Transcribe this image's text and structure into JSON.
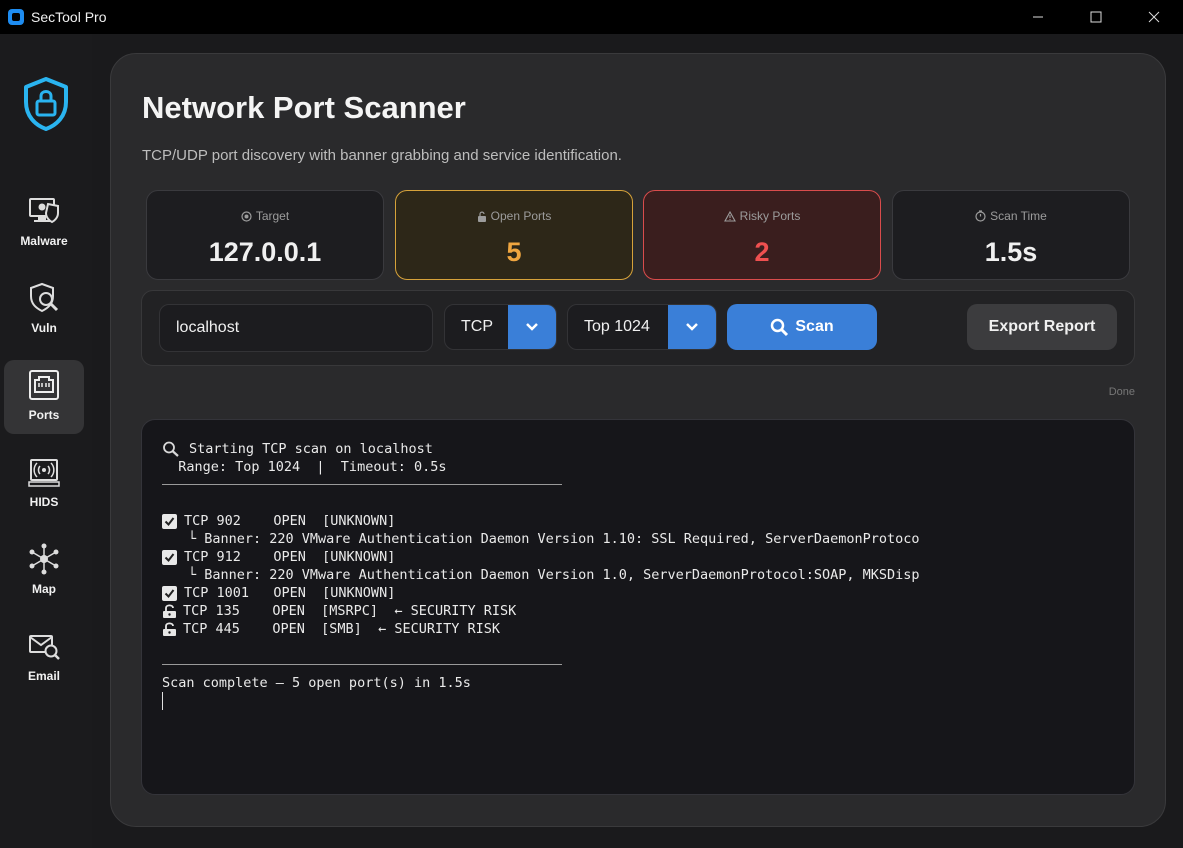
{
  "window": {
    "title": "SecTool Pro"
  },
  "sidebar": {
    "items": [
      {
        "label": "Malware",
        "icon": "malware-icon",
        "active": false
      },
      {
        "label": "Vuln",
        "icon": "vuln-icon",
        "active": false
      },
      {
        "label": "Ports",
        "icon": "ethernet-port-icon",
        "active": true
      },
      {
        "label": "HIDS",
        "icon": "hids-icon",
        "active": false
      },
      {
        "label": "Map",
        "icon": "network-map-icon",
        "active": false
      },
      {
        "label": "Email",
        "icon": "email-icon",
        "active": false
      }
    ]
  },
  "page": {
    "title": "Network Port Scanner",
    "subtitle": "TCP/UDP port discovery with banner grabbing and service identification."
  },
  "stats": {
    "target": {
      "label": "Target",
      "value": "127.0.0.1"
    },
    "open_ports": {
      "label": "Open Ports",
      "value": "5"
    },
    "risky_ports": {
      "label": "Risky Ports",
      "value": "2"
    },
    "scan_time": {
      "label": "Scan Time",
      "value": "1.5s"
    }
  },
  "controls": {
    "target_value": "localhost",
    "protocol": "TCP",
    "range": "Top 1024",
    "scan_label": "Scan",
    "export_label": "Export Report"
  },
  "status": "Done",
  "terminal": {
    "header": [
      "Starting TCP scan on localhost",
      "  Range: Top 1024  |  Timeout: 0.5s"
    ],
    "lines": [
      "TCP 902    OPEN  [UNKNOWN]",
      "└ Banner: 220 VMware Authentication Daemon Version 1.10: SSL Required, ServerDaemonProtoco",
      "TCP 912    OPEN  [UNKNOWN]",
      "└ Banner: 220 VMware Authentication Daemon Version 1.0, ServerDaemonProtocol:SOAP, MKSDisp",
      "TCP 1001   OPEN  [UNKNOWN]",
      "TCP 135    OPEN  [MSRPC]  ← SECURITY RISK",
      "TCP 445    OPEN  [SMB]  ← SECURITY RISK"
    ],
    "footer": "Scan complete — 5 open port(s) in 1.5s"
  },
  "colors": {
    "accent": "#3a7fd8",
    "open_ports": "#f0a640",
    "risk": "#ee5050"
  }
}
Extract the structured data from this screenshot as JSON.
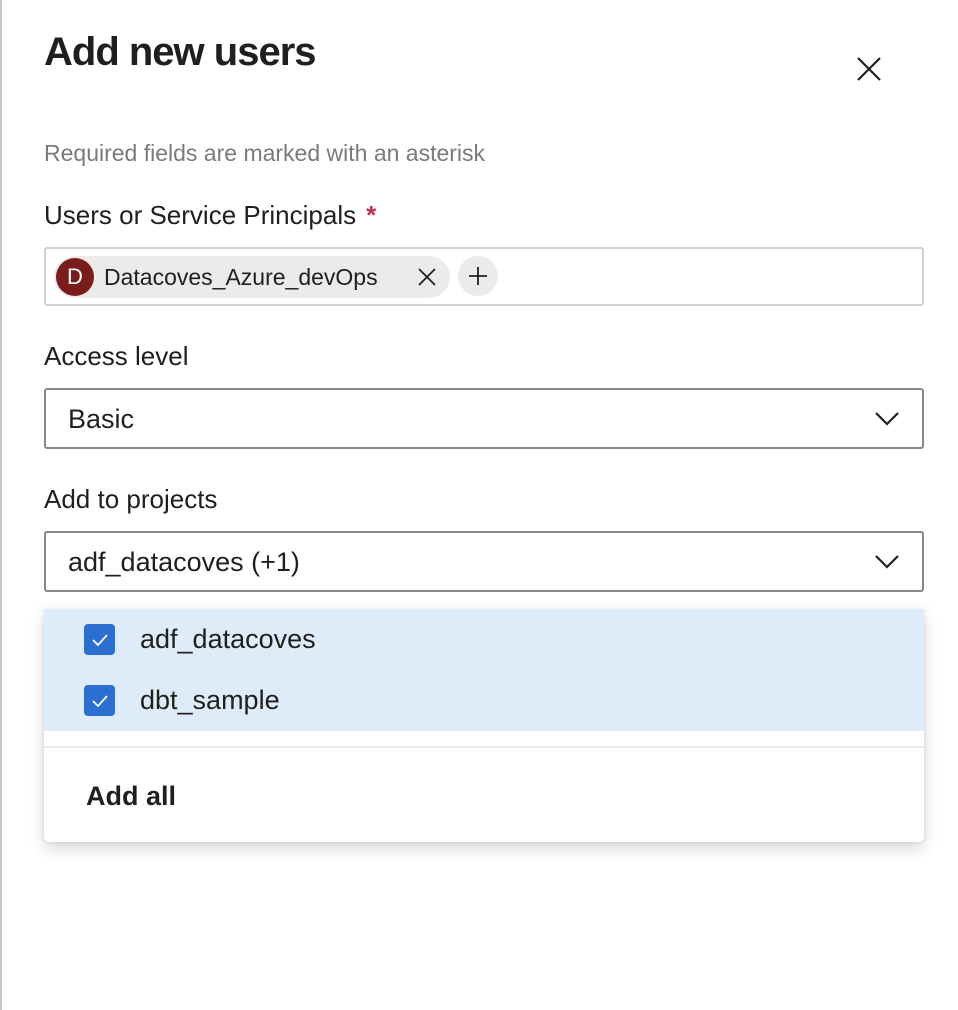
{
  "dialog": {
    "title": "Add new users",
    "hint": "Required fields are marked with an asterisk"
  },
  "users": {
    "label": "Users or Service Principals",
    "required_marker": "*",
    "chip": {
      "initial": "D",
      "name": "Datacoves_Azure_devOps",
      "avatar_color": "#7b1c1c"
    },
    "add_icon": "plus-icon"
  },
  "access_level": {
    "label": "Access level",
    "value": "Basic"
  },
  "projects": {
    "label": "Add to projects",
    "value": "adf_datacoves (+1)",
    "options": [
      {
        "label": "adf_datacoves",
        "checked": true
      },
      {
        "label": "dbt_sample",
        "checked": true
      }
    ],
    "add_all_label": "Add all"
  },
  "colors": {
    "accent": "#2b6fd1",
    "selected_bg": "#deecf9",
    "required": "#c4314b"
  }
}
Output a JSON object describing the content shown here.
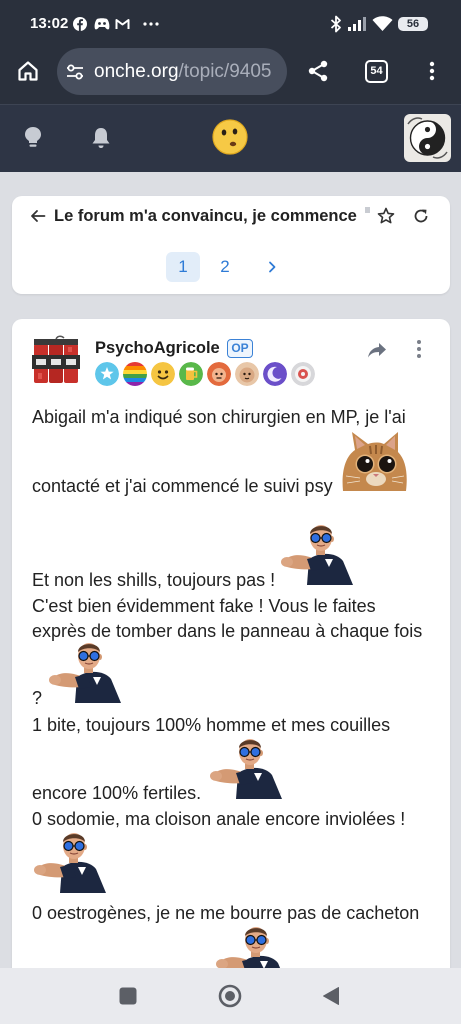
{
  "status_bar": {
    "time": "13:02",
    "battery": "56"
  },
  "browser": {
    "url_host": "onche.org",
    "url_path": "/topic/9405",
    "tab_count": "54"
  },
  "topic": {
    "title": "Le forum m'a convaincu, je commence",
    "pages": [
      "1",
      "2"
    ],
    "current_page": 1
  },
  "post": {
    "author": "PsychoAgricole",
    "author_tag": "OP",
    "badges": [
      "star-badge",
      "rainbow-badge",
      "smiley-badge",
      "beer-badge",
      "angry-face-badge",
      "neutral-face-badge",
      "moon-badge",
      "target-badge"
    ],
    "lines": [
      "Abigail m'a indiqué son chirurgien en MP, je l'ai",
      "contacté et j'ai commencé le suivi psy",
      "Et non les shills, toujours pas !",
      "C'est bien évidemment fake ! Vous le faites",
      "exprès de tomber dans le panneau à chaque fois",
      "?",
      "1 bite, toujours 100% homme et mes couilles",
      "encore 100% fertiles.",
      "0 sodomie, ma cloison anale encore inviolées !",
      "0 oestrogènes, je ne me bourre pas de cacheton"
    ]
  },
  "icons": {
    "status_left": [
      "facebook-icon",
      "game-controller-icon",
      "gmail-icon",
      "more-dots-icon"
    ],
    "status_right": [
      "bluetooth-icon",
      "signal-icon",
      "wifi-icon",
      "battery-icon"
    ],
    "toolbar": [
      "home-icon",
      "site-settings-icon",
      "share-icon",
      "tabs-icon",
      "menu-icon"
    ],
    "site_header": [
      "lightbulb-icon",
      "bell-icon",
      "smiley-logo-icon",
      "user-avatar"
    ],
    "topic_card": [
      "back-arrow-icon",
      "star-icon",
      "refresh-icon",
      "chevron-right-icon"
    ],
    "post_card": [
      "share-arrow-icon",
      "more-vert-icon"
    ],
    "bottom_nav": [
      "recents-square-icon",
      "home-circle-icon",
      "back-triangle-icon"
    ]
  },
  "colors": {
    "browser_bar": "#2a303c",
    "site_header": "#2e3545",
    "page_background": "#dcdee3",
    "card": "#ffffff",
    "accent": "#2e7bd6",
    "op_badge": "#3b82d6",
    "text": "#222222"
  }
}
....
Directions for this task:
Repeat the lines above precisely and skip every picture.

Written answer:
Transcribe this image's text and structure into JSON.
{
  "window": {
    "title": "SecTool Pro"
  },
  "sidebar": {
    "items": [
      {
        "label": "Malware",
        "icon": "malware-icon",
        "active": false
      },
      {
        "label": "Vuln",
        "icon": "vuln-icon",
        "active": false
      },
      {
        "label": "Ports",
        "icon": "ethernet-port-icon",
        "active": true
      },
      {
        "label": "HIDS",
        "icon": "hids-icon",
        "active": false
      },
      {
        "label": "Map",
        "icon": "network-map-icon",
        "active": false
      },
      {
        "label": "Email",
        "icon": "email-icon",
        "active": false
      }
    ]
  },
  "page": {
    "title": "Network Port Scanner",
    "subtitle": "TCP/UDP port discovery with banner grabbing and service identification."
  },
  "stats": {
    "target": {
      "label": "Target",
      "value": "127.0.0.1"
    },
    "open_ports": {
      "label": "Open Ports",
      "value": "5"
    },
    "risky_ports": {
      "label": "Risky Ports",
      "value": "2"
    },
    "scan_time": {
      "label": "Scan Time",
      "value": "1.5s"
    }
  },
  "controls": {
    "target_value": "localhost",
    "protocol": "TCP",
    "range": "Top 1024",
    "scan_label": "Scan",
    "export_label": "Export Report"
  },
  "status": "Done",
  "terminal": {
    "header": [
      "Starting TCP scan on localhost",
      "  Range: Top 1024  |  Timeout: 0.5s"
    ],
    "lines": [
      "TCP 902    OPEN  [UNKNOWN]",
      "└ Banner: 220 VMware Authentication Daemon Version 1.10: SSL Required, ServerDaemonProtoco",
      "TCP 912    OPEN  [UNKNOWN]",
      "└ Banner: 220 VMware Authentication Daemon Version 1.0, ServerDaemonProtocol:SOAP, MKSDisp",
      "TCP 1001   OPEN  [UNKNOWN]",
      "TCP 135    OPEN  [MSRPC]  ← SECURITY RISK",
      "TCP 445    OPEN  [SMB]  ← SECURITY RISK"
    ],
    "footer": "Scan complete — 5 open port(s) in 1.5s"
  },
  "colors": {
    "accent": "#3a7fd8",
    "open_ports": "#f0a640",
    "risk": "#ee5050"
  }
}
Extract the structured data from this screenshot as JSON.
{
  "dialog": {
    "title": "Add new users",
    "hint": "Required fields are marked with an asterisk"
  },
  "users": {
    "label": "Users or Service Principals",
    "required_marker": "*",
    "chip": {
      "initial": "D",
      "name": "Datacoves_Azure_devOps",
      "avatar_color": "#7b1c1c"
    },
    "add_icon": "plus-icon"
  },
  "access_level": {
    "label": "Access level",
    "value": "Basic"
  },
  "projects": {
    "label": "Add to projects",
    "value": "adf_datacoves (+1)",
    "options": [
      {
        "label": "adf_datacoves",
        "checked": true
      },
      {
        "label": "dbt_sample",
        "checked": true
      }
    ],
    "add_all_label": "Add all"
  },
  "colors": {
    "accent": "#2b6fd1",
    "selected_bg": "#deecf9",
    "required": "#c4314b"
  }
}
Output a JSON object describing the content shown here.
{
  "status_bar": {
    "time": "13:02",
    "battery": "56"
  },
  "browser": {
    "url_host": "onche.org",
    "url_path": "/topic/9405",
    "tab_count": "54"
  },
  "topic": {
    "title": "Le forum m'a convaincu, je commence",
    "pages": [
      "1",
      "2"
    ],
    "current_page": 1
  },
  "post": {
    "author": "PsychoAgricole",
    "author_tag": "OP",
    "badges": [
      "star-badge",
      "rainbow-badge",
      "smiley-badge",
      "beer-badge",
      "angry-face-badge",
      "neutral-face-badge",
      "moon-badge",
      "target-badge"
    ],
    "lines": [
      "Abigail m'a indiqué son chirurgien en MP, je l'ai",
      "contacté et j'ai commencé le suivi psy",
      "Et non les shills, toujours pas !",
      "C'est bien évidemment fake ! Vous le faites",
      "exprès de tomber dans le panneau à chaque fois",
      "?",
      "1 bite, toujours 100% homme et mes couilles",
      "encore 100% fertiles.",
      "0 sodomie, ma cloison anale encore inviolées !",
      "0 oestrogènes, je ne me bourre pas de cacheton"
    ]
  },
  "icons": {
    "status_left": [
      "facebook-icon",
      "game-controller-icon",
      "gmail-icon",
      "more-dots-icon"
    ],
    "status_right": [
      "bluetooth-icon",
      "signal-icon",
      "wifi-icon",
      "battery-icon"
    ],
    "toolbar": [
      "home-icon",
      "site-settings-icon",
      "share-icon",
      "tabs-icon",
      "menu-icon"
    ],
    "site_header": [
      "lightbulb-icon",
      "bell-icon",
      "smiley-logo-icon",
      "user-avatar"
    ],
    "topic_card": [
      "back-arrow-icon",
      "star-icon",
      "refresh-icon",
      "chevron-right-icon"
    ],
    "post_card": [
      "share-arrow-icon",
      "more-vert-icon"
    ],
    "bottom_nav": [
      "recents-square-icon",
      "home-circle-icon",
      "back-triangle-icon"
    ]
  },
  "colors": {
    "browser_bar": "#2a303c",
    "site_header": "#2e3545",
    "page_background": "#dcdee3",
    "card": "#ffffff",
    "accent": "#2e7bd6",
    "op_badge": "#3b82d6",
    "text": "#222222"
  }
}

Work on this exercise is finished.